EXERCISE MATERIALS Start Marker

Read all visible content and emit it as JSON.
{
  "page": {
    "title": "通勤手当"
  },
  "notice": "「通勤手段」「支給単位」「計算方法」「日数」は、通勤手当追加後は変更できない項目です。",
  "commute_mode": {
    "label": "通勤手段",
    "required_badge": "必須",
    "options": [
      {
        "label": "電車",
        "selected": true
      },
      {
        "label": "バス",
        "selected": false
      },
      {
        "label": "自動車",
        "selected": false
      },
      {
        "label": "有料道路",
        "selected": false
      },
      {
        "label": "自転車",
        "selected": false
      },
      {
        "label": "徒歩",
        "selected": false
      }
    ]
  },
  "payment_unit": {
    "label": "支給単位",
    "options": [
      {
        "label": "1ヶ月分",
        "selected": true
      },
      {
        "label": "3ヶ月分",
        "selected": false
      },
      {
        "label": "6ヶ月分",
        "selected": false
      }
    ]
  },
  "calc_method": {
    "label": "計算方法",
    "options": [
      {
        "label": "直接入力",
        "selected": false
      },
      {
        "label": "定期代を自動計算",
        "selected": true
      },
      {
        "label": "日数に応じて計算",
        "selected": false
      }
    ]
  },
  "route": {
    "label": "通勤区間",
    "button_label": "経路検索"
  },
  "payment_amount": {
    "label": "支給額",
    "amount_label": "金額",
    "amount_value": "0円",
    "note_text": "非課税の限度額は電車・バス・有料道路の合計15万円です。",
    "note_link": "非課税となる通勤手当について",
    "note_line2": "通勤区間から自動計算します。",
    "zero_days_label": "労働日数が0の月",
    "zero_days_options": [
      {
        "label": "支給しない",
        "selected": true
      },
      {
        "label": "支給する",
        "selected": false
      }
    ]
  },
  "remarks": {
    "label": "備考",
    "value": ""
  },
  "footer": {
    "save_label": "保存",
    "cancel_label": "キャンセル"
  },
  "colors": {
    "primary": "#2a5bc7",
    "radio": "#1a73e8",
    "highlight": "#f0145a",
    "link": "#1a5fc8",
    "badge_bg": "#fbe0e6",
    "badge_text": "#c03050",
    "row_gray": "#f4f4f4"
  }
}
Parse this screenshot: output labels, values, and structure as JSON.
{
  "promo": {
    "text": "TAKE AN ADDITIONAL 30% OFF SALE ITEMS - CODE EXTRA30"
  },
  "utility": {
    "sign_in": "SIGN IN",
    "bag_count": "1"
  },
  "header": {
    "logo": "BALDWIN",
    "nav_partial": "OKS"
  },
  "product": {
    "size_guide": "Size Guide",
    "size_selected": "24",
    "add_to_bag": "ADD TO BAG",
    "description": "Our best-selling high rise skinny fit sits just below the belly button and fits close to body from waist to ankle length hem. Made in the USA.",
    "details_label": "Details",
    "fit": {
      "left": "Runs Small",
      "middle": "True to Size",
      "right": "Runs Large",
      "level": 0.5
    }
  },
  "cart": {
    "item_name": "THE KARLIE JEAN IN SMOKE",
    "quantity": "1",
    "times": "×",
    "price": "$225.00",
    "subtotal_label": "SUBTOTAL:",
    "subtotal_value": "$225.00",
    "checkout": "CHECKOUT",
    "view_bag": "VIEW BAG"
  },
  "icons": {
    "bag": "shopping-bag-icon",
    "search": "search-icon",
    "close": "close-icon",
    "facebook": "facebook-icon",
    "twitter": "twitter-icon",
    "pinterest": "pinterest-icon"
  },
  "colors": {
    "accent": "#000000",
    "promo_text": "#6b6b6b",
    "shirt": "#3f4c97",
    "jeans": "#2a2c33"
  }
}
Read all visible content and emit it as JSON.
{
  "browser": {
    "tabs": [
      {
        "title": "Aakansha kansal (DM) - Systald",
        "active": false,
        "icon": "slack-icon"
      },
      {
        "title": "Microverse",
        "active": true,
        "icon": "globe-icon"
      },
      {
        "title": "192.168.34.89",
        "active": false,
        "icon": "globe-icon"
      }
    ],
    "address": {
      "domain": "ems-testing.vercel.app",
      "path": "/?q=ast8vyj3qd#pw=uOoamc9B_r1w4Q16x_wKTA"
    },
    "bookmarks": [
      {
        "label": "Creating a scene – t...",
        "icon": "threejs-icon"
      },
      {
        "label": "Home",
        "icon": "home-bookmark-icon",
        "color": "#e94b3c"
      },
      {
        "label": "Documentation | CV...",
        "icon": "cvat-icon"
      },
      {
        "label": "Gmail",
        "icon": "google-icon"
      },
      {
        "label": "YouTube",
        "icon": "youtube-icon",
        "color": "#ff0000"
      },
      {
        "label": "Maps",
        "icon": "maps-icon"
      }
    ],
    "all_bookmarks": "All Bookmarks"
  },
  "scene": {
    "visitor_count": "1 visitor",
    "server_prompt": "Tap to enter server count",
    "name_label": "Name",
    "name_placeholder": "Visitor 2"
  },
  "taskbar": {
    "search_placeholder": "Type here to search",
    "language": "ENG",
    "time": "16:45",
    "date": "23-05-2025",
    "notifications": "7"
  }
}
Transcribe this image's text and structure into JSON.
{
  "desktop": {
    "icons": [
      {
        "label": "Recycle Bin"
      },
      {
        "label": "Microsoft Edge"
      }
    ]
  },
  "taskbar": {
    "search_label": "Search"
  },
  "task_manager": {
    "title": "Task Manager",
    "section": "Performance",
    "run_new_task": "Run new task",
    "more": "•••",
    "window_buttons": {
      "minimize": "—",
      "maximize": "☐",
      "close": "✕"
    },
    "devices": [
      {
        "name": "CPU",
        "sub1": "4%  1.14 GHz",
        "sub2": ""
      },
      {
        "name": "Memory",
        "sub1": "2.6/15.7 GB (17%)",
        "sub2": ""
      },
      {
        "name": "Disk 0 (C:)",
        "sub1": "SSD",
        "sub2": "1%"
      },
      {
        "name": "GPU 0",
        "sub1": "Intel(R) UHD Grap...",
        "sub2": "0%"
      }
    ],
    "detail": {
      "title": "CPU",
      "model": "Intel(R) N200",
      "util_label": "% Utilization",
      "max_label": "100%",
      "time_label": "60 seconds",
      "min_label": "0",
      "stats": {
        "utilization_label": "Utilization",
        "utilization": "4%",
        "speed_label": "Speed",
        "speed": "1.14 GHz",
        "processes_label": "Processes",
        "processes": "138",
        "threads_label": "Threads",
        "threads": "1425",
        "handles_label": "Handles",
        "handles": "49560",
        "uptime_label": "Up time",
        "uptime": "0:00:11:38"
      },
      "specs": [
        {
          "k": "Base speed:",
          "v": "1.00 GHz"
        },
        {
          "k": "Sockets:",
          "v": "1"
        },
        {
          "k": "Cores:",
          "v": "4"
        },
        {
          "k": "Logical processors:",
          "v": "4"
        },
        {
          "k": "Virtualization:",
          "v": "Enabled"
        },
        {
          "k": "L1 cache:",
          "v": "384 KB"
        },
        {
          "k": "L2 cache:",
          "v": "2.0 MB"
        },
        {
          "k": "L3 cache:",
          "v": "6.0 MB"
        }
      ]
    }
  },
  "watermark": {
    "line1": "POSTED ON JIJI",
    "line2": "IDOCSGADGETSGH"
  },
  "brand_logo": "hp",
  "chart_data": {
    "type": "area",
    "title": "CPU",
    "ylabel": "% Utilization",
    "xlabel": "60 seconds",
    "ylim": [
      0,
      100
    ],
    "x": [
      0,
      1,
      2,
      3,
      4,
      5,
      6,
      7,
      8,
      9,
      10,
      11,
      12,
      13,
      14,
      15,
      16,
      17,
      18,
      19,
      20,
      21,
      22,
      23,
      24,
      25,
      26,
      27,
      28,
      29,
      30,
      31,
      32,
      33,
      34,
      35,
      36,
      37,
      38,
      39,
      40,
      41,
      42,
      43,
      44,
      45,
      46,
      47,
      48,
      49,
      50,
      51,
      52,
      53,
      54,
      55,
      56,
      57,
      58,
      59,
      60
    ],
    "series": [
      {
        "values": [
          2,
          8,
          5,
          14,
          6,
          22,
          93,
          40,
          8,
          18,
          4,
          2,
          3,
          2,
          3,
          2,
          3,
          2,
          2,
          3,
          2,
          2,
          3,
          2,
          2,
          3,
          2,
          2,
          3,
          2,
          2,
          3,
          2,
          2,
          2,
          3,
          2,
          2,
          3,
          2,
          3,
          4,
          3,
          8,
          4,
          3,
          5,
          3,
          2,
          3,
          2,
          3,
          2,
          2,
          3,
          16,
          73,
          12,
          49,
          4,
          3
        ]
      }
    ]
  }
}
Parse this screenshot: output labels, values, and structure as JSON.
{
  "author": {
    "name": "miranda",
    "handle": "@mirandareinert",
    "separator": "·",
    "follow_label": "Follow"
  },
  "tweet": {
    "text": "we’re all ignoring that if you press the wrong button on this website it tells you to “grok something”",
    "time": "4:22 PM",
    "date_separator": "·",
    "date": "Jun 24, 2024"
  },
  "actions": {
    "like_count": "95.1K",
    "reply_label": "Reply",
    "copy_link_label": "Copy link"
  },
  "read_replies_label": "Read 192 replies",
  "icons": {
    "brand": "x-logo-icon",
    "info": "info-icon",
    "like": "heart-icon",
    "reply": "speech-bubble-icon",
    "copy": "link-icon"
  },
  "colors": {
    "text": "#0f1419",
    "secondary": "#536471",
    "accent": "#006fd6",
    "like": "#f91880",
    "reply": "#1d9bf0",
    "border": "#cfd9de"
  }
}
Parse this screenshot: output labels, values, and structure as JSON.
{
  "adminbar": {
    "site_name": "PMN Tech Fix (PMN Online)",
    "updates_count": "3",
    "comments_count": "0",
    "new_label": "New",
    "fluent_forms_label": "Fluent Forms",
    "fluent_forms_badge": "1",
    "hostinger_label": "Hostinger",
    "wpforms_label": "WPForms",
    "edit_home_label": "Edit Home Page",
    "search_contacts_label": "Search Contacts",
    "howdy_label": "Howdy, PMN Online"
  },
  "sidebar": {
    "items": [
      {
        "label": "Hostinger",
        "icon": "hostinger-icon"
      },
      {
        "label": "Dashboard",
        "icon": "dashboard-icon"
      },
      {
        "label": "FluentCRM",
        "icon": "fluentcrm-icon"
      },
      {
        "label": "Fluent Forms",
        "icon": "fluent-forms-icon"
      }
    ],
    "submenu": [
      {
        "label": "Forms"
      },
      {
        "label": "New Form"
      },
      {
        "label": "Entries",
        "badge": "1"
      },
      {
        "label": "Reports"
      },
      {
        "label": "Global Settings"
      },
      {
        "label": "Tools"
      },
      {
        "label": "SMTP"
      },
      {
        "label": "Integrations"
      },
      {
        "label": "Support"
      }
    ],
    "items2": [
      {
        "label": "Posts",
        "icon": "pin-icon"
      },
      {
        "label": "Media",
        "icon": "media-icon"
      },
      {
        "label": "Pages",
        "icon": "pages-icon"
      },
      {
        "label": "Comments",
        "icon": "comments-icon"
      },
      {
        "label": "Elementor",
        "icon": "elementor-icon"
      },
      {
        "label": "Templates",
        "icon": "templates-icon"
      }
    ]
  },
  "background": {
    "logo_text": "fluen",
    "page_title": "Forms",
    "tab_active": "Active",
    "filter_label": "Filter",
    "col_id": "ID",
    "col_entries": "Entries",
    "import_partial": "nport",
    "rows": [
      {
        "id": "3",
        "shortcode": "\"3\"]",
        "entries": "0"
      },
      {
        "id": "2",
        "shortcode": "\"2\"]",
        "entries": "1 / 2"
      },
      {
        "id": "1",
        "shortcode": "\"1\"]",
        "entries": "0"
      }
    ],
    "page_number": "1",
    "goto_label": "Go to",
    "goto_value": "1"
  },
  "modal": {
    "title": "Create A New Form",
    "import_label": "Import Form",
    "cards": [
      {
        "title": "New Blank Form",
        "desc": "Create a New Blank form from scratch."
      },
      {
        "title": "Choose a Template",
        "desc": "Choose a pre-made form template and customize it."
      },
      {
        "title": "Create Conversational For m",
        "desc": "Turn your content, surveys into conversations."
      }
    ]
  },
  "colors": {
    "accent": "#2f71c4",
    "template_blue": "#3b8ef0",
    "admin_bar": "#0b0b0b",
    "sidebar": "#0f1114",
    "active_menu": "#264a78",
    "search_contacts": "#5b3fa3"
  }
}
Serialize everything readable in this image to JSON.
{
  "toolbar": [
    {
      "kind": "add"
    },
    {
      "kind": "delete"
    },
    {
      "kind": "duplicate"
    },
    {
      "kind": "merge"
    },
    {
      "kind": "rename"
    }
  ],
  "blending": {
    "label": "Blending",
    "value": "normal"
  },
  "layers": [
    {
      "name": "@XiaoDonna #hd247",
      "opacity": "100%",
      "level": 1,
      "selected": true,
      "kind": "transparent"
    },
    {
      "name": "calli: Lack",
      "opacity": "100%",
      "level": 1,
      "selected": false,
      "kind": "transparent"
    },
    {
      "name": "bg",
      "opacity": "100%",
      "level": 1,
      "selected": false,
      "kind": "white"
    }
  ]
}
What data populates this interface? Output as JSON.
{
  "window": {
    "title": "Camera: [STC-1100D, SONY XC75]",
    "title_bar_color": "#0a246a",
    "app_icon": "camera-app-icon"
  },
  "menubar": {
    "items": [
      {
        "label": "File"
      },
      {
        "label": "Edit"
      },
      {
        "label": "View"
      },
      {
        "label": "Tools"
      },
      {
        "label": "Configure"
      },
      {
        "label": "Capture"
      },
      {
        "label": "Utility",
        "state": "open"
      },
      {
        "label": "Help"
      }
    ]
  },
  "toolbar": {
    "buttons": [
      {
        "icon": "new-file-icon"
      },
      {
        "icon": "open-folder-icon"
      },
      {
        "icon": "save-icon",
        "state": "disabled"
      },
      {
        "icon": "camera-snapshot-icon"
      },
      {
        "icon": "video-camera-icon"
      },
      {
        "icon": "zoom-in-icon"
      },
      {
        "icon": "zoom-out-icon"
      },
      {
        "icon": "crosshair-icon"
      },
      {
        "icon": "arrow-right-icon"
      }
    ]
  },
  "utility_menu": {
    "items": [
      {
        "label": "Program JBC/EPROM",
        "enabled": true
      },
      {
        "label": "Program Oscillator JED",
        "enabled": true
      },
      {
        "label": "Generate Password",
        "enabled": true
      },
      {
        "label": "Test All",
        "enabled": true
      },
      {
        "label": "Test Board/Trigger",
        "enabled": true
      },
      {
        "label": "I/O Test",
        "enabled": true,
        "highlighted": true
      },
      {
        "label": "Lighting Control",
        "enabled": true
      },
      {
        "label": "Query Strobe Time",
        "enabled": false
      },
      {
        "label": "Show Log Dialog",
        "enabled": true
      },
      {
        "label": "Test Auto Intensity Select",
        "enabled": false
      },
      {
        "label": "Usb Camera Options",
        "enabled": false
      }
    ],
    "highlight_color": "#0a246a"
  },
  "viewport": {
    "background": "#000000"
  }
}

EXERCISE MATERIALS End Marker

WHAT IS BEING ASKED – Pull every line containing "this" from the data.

ANSWER FOR THE TASK –
Parse this screenshot: output labels, values, and structure as JSON.
Transcribe this image's text and structure into JSON.
Parse this screenshot: output labels, values, and structure as JSON.
    "text": "we’re all ignoring that if you press the wrong button on this website it tells you to “grok something”",
Parse this screenshot: output labels, values, and structure as JSON.
Serialize everything readable in this image to JSON.
What data populates this interface? Output as JSON.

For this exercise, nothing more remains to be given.